- Give you the opportunity to see if your participants come up with a category you had not thought of but find valuable
- Avoid instances where participants put a card under a category that only kind of works, simply because that’s the best option available
Reverse Card Sorting
Reverse Card Sorting, like closed card sorting, is an evaluative method. In this instance, you’ll be evaluating whether or not your content hierarchy is efficient and easy for users to navigate by reversing the task at hand.
As defined by Wikipedia, during reverse card sorting
each card contains the names of subcategories related to a category, and the user should find the card most relevant to the given task starting from the main card with the top-level categories.
This type of card sorting is most efficient after you’ve completed a series of open, closed, or hybrid card sorting sessions and want to be absolutely sure of the resulting content hierarchy.
Once you’ve decided which card sorting method you’re going to use, there are a few things to keep in mind.
Group Sessions vs. Individual Sessions
To decide whether or not you want to work with a group, ask yourself this: is the sheer amount of data more important to you, or are you more interested in the thought process that leads your participants to make their decisions?

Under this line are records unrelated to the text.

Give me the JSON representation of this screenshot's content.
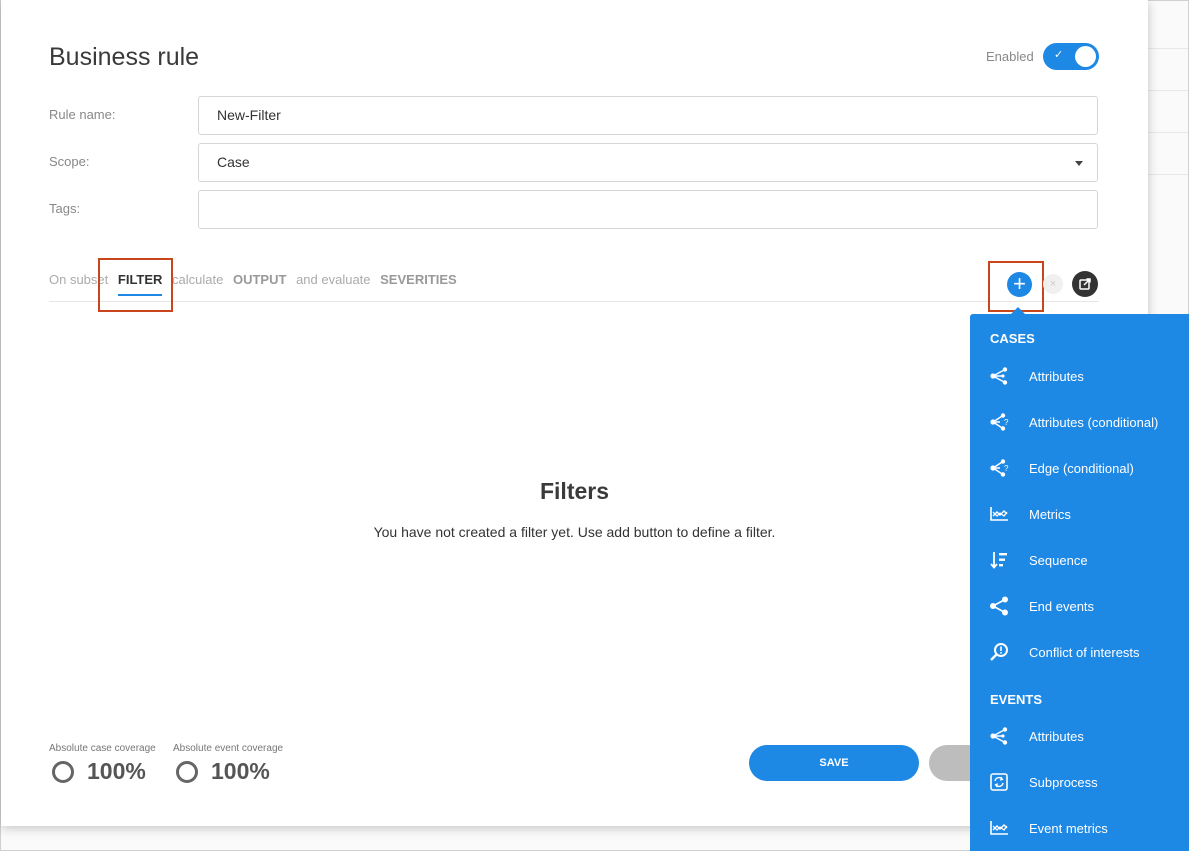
{
  "dialog": {
    "title": "Business rule",
    "enabled_label": "Enabled",
    "enabled": true
  },
  "form": {
    "rule_name_label": "Rule name:",
    "rule_name_value": "New-Filter",
    "scope_label": "Scope:",
    "scope_value": "Case",
    "tags_label": "Tags:",
    "tags_value": ""
  },
  "tabs": {
    "on_subset": "On subset",
    "filter": "FILTER",
    "calculate": "calculate",
    "output": "OUTPUT",
    "and_evaluate": "and evaluate",
    "severities": "SEVERITIES"
  },
  "empty_state": {
    "title": "Filters",
    "description": "You have not created a filter yet. Use add button to define a filter."
  },
  "coverage": {
    "case_label": "Absolute case coverage",
    "case_value": "100%",
    "event_label": "Absolute event coverage",
    "event_value": "100%"
  },
  "buttons": {
    "save": "SAVE",
    "add": "+"
  },
  "menu": {
    "cases_header": "CASES",
    "cases_items": [
      {
        "label": "Attributes",
        "icon": "share-icon"
      },
      {
        "label": "Attributes (conditional)",
        "icon": "share-question-icon"
      },
      {
        "label": "Edge (conditional)",
        "icon": "share-question-icon"
      },
      {
        "label": "Metrics",
        "icon": "chart-icon"
      },
      {
        "label": "Sequence",
        "icon": "sort-icon"
      },
      {
        "label": "End events",
        "icon": "share-icon"
      },
      {
        "label": "Conflict of interests",
        "icon": "search-alert-icon"
      }
    ],
    "events_header": "EVENTS",
    "events_items": [
      {
        "label": "Attributes",
        "icon": "share-icon"
      },
      {
        "label": "Subprocess",
        "icon": "subprocess-icon"
      },
      {
        "label": "Event metrics",
        "icon": "chart-icon"
      }
    ]
  },
  "colors": {
    "accent": "#1e88e5",
    "highlight": "#c9451c"
  }
}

If you’re in need of a large amount of data, especially if you have a limited amount of time to gather the data, group sessions are your best bet. Your participants can work independently in a group, or as a team, allowing you to gather as much data as you need in a short amount of time without needing to find additional moderators.
However, if you choose to let your group work as a team, be cautious of any group dynamics that may dominate the session and could skew your data.

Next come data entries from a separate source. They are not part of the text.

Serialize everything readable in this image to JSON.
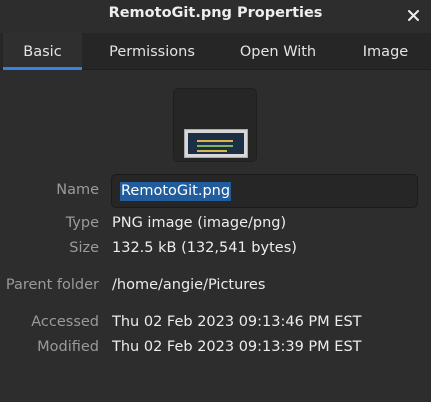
{
  "window": {
    "title": "RemotoGit.png Properties",
    "close_icon": "close-icon"
  },
  "tabs": [
    {
      "label": "Basic",
      "active": true
    },
    {
      "label": "Permissions",
      "active": false
    },
    {
      "label": "Open With",
      "active": false
    },
    {
      "label": "Image",
      "active": false
    }
  ],
  "basic": {
    "name_label": "Name",
    "name_value": "RemotoGit.png",
    "type_label": "Type",
    "type_value": "PNG image (image/png)",
    "size_label": "Size",
    "size_value": "132.5 kB (132,541 bytes)",
    "parent_label": "Parent folder",
    "parent_value": "/home/angie/Pictures",
    "accessed_label": "Accessed",
    "accessed_value": "Thu 02 Feb 2023 09:13:46 PM EST",
    "modified_label": "Modified",
    "modified_value": "Thu 02 Feb 2023 09:13:39 PM EST"
  },
  "colors": {
    "accent": "#3584e4",
    "selection": "#215d9c",
    "background": "#2d2d2d"
  }
}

Card Sorting Software vs. Moderated Card Sorting
This decision also comes down to thought process vs. amount of data. If you’re looking to gather a mass amount of data in a short period of time, card sorting software will be your best friend. OptimalSort is just one example of software that allows you to input your cards, any questions you have for participants, and options you want to provide either before or after the session. You can also recruit participants through card sorting software programs.
By using these programs, you eliminate the need for moderators, a location for your sessions, the physical cards, and note taking.
Card sorting software will also give you the ability to download all of your raw data into one file, which you can then analyze, export, and easily share with your team.
Just a Few Last Tips…
For best results, randomize the order of the cards in each session. This will help you see different patterns and provide more insight into different thought processes.
If you’ve chosen to focus mainly on remote card sorting sessions using software like OptimalSort, consider including moderated participants for qualitative data.
Open and closed card sorting are the Wonder Twins of card sorting. As Usability.gov explains, open card sorting will help you learn what works together, while closed card sorting will help you test whether or not your labels are intuitive to users.
Limit the amount of cards you provide participants with. The human brain can only process so much content in a specific amount of time. The last thing you want is an overwhelmed participant. Some suggest that 40 – 60 cards is a good amount to work with, while others have had successful card sorting sessions using over 200 cards. It all depends on your goals and your chosen granularity, although we would suggest using less than 100 cards for your first card sort. You can always expand the selection later in your testing.
On that note, also consider telling participants exactly how long you expect the session to be. With an end time in mind, they’re more likely to stay focused and less likely to be overwhelmed.
Still not quite sure which method, or a combination of methods, are best suited for you? Contact one of our business developer monkeys and we’ll help you with all of your content management needs!